ONE of the sayings of the late O. P. Van Sweringen embodied the key explanation of the business cycle, although neither he nor his associates recognized it as being the key. He used to say, "You can't finance on a falling market," and since he held control over some 260 corporations he spoke from an abundance of experience. He meant that most new financing must be done while security prices are rising, for when they are declining most investors are reluctant to make new commitments, since they believe that by waiting a little longer they will be able to make their contemplated purchases at lower prices.
That simple observation that rising security prices favor new financing, while falling prices hinder it, explains why it is that the flow of new funds into business enterprises has always been an undulating one, with the volume of the inflow of new funds moving in long wave-like fluctuations which have preceded by some months the fluctuations of industrial production that have largely constituted the business cycles.
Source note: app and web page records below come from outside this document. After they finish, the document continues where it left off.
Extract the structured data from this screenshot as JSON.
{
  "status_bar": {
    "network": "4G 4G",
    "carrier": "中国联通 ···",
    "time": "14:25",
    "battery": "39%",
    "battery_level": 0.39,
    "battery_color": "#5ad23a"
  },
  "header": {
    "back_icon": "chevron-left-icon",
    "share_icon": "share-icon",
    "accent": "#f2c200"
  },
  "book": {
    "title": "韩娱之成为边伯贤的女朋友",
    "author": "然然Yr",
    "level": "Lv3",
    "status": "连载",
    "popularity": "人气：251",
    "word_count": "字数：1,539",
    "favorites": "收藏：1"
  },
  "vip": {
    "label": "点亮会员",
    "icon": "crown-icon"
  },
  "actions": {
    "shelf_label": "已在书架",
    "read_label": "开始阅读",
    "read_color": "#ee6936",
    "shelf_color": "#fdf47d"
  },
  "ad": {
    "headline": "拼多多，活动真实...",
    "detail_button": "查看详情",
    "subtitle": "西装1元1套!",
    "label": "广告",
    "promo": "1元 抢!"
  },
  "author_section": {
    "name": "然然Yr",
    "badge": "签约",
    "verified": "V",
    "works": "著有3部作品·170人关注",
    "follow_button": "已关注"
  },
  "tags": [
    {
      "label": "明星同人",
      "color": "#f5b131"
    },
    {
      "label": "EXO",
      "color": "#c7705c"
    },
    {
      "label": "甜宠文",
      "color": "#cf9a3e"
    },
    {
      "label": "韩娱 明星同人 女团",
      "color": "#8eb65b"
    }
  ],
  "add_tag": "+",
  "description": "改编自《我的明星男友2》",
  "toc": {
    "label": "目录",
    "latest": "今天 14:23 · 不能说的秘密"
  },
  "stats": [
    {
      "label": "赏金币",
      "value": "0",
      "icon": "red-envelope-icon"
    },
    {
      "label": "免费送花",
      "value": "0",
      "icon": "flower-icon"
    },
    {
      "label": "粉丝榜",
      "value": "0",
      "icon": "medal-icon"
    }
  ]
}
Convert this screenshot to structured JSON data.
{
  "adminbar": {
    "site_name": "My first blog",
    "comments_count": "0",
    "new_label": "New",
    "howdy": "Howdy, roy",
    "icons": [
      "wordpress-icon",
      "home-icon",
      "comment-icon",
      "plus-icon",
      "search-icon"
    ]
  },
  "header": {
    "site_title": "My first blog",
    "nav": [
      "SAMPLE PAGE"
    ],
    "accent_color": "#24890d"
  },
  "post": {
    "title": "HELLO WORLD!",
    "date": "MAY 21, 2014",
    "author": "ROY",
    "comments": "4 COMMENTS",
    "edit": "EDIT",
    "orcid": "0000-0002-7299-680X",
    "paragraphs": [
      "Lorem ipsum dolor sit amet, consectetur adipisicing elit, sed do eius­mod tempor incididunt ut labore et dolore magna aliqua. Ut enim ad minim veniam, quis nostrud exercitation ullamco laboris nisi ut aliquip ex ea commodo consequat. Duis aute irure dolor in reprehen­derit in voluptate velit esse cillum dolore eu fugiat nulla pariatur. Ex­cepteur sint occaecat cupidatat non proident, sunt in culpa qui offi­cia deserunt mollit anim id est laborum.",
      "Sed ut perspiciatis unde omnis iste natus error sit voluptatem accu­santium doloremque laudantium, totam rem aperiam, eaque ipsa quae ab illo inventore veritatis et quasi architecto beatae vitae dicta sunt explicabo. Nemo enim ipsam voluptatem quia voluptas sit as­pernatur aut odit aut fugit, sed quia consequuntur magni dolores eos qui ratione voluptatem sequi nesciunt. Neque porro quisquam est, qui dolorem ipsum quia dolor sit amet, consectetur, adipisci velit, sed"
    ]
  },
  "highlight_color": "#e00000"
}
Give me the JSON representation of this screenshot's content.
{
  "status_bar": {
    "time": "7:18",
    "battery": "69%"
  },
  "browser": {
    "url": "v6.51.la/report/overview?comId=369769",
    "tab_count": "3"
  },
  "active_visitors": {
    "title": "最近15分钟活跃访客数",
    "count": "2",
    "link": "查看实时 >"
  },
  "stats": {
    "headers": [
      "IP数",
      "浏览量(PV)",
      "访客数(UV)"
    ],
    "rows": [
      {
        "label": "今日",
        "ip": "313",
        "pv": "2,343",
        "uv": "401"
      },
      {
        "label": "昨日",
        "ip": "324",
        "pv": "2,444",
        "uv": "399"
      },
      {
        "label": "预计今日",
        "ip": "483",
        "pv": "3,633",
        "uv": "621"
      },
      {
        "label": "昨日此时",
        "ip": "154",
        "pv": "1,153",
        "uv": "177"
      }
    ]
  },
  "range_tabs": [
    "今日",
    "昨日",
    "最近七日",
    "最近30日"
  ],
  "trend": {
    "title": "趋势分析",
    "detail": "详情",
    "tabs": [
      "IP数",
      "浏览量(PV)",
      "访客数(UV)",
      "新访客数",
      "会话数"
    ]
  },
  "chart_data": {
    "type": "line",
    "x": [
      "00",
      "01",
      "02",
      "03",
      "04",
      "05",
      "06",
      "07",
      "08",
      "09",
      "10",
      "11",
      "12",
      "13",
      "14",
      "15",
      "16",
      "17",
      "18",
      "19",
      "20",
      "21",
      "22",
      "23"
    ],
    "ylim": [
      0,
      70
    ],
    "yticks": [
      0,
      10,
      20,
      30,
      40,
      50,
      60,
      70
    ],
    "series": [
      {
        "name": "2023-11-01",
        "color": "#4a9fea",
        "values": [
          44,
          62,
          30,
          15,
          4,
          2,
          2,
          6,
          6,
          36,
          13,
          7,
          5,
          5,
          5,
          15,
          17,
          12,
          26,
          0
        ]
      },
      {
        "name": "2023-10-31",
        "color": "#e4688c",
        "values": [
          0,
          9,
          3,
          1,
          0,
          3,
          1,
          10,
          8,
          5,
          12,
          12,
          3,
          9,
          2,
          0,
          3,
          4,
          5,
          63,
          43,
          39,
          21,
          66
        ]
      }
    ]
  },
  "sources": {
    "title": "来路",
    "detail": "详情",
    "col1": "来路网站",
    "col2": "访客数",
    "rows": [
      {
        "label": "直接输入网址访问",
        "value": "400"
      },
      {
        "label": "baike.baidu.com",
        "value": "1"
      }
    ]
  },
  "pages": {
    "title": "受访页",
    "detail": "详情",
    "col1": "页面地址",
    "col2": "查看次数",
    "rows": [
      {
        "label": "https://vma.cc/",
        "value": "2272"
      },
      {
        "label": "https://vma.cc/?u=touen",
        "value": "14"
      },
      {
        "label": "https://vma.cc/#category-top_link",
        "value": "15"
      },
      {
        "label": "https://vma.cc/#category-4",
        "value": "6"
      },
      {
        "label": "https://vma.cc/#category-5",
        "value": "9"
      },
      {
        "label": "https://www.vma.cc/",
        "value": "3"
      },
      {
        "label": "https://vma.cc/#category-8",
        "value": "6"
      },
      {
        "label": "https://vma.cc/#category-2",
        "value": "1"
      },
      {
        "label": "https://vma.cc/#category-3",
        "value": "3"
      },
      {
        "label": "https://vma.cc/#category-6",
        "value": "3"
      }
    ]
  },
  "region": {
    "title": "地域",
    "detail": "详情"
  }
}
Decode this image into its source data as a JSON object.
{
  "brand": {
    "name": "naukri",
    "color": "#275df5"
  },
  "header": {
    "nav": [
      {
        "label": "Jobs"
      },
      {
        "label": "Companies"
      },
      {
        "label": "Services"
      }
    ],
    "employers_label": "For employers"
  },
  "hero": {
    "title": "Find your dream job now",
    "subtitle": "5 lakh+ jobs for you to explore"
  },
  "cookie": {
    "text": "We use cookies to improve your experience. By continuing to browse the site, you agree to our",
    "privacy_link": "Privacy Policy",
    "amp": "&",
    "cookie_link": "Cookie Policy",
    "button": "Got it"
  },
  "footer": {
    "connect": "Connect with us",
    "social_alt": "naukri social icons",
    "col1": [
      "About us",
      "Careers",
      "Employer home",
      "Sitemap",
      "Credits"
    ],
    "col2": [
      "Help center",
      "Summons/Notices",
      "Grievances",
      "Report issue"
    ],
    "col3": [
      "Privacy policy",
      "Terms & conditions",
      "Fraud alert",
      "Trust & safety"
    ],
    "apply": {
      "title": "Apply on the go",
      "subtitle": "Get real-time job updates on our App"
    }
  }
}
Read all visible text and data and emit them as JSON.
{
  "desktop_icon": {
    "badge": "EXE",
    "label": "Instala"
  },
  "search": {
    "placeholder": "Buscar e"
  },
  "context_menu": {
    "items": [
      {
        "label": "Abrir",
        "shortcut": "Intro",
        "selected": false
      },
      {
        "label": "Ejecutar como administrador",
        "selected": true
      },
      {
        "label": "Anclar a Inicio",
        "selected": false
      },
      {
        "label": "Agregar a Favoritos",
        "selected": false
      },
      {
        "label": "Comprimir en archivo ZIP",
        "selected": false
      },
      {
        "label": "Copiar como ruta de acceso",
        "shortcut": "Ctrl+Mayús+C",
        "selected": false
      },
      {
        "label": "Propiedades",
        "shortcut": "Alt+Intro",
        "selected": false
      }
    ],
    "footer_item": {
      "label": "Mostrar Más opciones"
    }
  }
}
The new funds flowing into corporation treasuries from the proceeds of the sales of new securities have promptly been used for more construction, new equipment, stocks of materials, and increased pay rolls. When the flows of funds have decreased these expansions have terminated.
It has long been a commonplace of financial comment that business confidence increases, and business sentiment becomes more optimistic, when stock prices are advancing. A great deal of derision has been directed at business men because they seemed to permit their judgments to be shaped and their attitudes to be guided by merely transitory changes in the quoted prices of stocks and bonds. Probably the business men have been more nearly in